In ethical terms, Abraham’s relation to Isaac is quite simply this:  the father shall love the son more than himself.  But within its own confines the ethical has various gradations.  We shall see whether this story contains any higher expression for the ethical that can ethically explain his behavior, can ethically justify his suspending the ethical obligation to the son, but without moving beyond the teleology of the ethical.

On comparison there appear to be only minor variations in translation – the first attempting to read more like the recounting of a story.  The big difference is in the intent of the editor.  The editor of the first entry treats much of Kierkegaard’s rationalizations as asides that get in the way of the story’s flow and would probably be cause for an impatient reader to put down the book.  Different people have different purposes for picking up a book on philosophy.  There is nothing wrong with that.

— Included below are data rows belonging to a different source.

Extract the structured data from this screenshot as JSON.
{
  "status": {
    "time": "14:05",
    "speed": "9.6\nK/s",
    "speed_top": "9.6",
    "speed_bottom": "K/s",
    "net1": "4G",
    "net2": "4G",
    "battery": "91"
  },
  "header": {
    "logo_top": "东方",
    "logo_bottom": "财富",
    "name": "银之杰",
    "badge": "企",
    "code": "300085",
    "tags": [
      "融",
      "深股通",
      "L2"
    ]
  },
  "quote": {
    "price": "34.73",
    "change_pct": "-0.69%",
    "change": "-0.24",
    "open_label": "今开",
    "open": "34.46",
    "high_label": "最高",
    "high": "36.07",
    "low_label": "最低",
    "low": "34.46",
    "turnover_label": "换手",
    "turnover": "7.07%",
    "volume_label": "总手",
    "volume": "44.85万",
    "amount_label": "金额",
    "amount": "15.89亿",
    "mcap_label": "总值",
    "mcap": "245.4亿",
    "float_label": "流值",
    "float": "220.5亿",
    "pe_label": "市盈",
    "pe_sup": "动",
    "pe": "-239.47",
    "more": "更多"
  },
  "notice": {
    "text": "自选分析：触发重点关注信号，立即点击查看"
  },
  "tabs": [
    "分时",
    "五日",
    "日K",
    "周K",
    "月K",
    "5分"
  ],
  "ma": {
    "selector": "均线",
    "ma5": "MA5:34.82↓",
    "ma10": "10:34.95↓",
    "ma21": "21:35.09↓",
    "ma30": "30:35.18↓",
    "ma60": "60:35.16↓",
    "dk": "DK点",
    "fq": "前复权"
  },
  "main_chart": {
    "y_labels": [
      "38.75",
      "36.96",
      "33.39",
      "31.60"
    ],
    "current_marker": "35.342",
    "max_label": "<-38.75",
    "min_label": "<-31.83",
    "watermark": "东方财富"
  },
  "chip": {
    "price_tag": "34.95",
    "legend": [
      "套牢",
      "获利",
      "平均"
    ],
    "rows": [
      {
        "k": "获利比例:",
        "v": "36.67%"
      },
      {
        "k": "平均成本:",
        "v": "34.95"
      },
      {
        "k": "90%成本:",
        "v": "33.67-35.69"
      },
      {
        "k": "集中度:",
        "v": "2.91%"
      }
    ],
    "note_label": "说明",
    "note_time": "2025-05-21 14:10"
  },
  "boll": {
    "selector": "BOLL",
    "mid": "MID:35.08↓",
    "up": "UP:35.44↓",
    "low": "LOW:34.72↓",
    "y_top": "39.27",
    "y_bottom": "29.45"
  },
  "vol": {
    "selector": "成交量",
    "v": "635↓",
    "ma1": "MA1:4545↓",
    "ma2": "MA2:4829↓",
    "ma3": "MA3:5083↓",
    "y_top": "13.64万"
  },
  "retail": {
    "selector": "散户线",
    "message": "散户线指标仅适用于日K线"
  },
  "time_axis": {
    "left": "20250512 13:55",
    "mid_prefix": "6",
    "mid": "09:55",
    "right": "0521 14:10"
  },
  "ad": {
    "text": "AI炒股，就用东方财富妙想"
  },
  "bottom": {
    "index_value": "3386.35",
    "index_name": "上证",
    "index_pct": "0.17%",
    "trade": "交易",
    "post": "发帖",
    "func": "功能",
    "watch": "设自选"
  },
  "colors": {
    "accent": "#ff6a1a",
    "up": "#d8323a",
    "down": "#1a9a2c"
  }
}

What is more interesting to me is that I have struggled with understanding Kierkegaard’s meaning until this relating of Abraham’s dilemma.  Until now I have been fumbling with unfamiliar terms and thoughts relayed as difficult and vague abstractions.  I couldn’t find a point.  Now I have a biblical story.  I have something concrete.  Here is Abraham, a pious father who deeply loves his son.  He lives a moral life based on God’s commandments – ethical in this context referring to social morality, at the least, and probably an all-encompassing moral standard.  Morality is absolute and has no relation to anything external to it.  You can’t modify the rules of cosmic standards no matter the reason.  That is certainly Abraham’s thinking.  Suddenly, Abraham hears the voice of God.  Abraham you are to sacrifice your beloved son as a demonstration of your strength of faith in me.  This is clearly a greater act of faith to Abraham than Noah dealing with the ridicule of his neighbors for building a huge boat in the middle of the desert.  Noah will be rewarded with the saving of his life and his family’s.  Abraham will always have to deal with the memory of killing his cherished son. 

As Kierkegaard say, Abraham is faith.  He will break with Godly morality in order to render himself on the altar of faith.  Kierkegaard asks, “Is there a teleological suspension of the ethical?”  Does faith have a higher purpose than morality?  Having to decide this as just one particular person can truly lead to absurd behavior and results.  This story brings to focus the fundamental paradox in Kierkegaard’s problem.  One simple story has gone a long way towards reducing my confusion.  Can you imagine Jesus being remembered today if he hadn't spoken in parables? 

We aren't done with Kierkegaard.  I like puzzling over this paradox.  It can so easily branch into other fertile areas.

No comments:

Post a Comment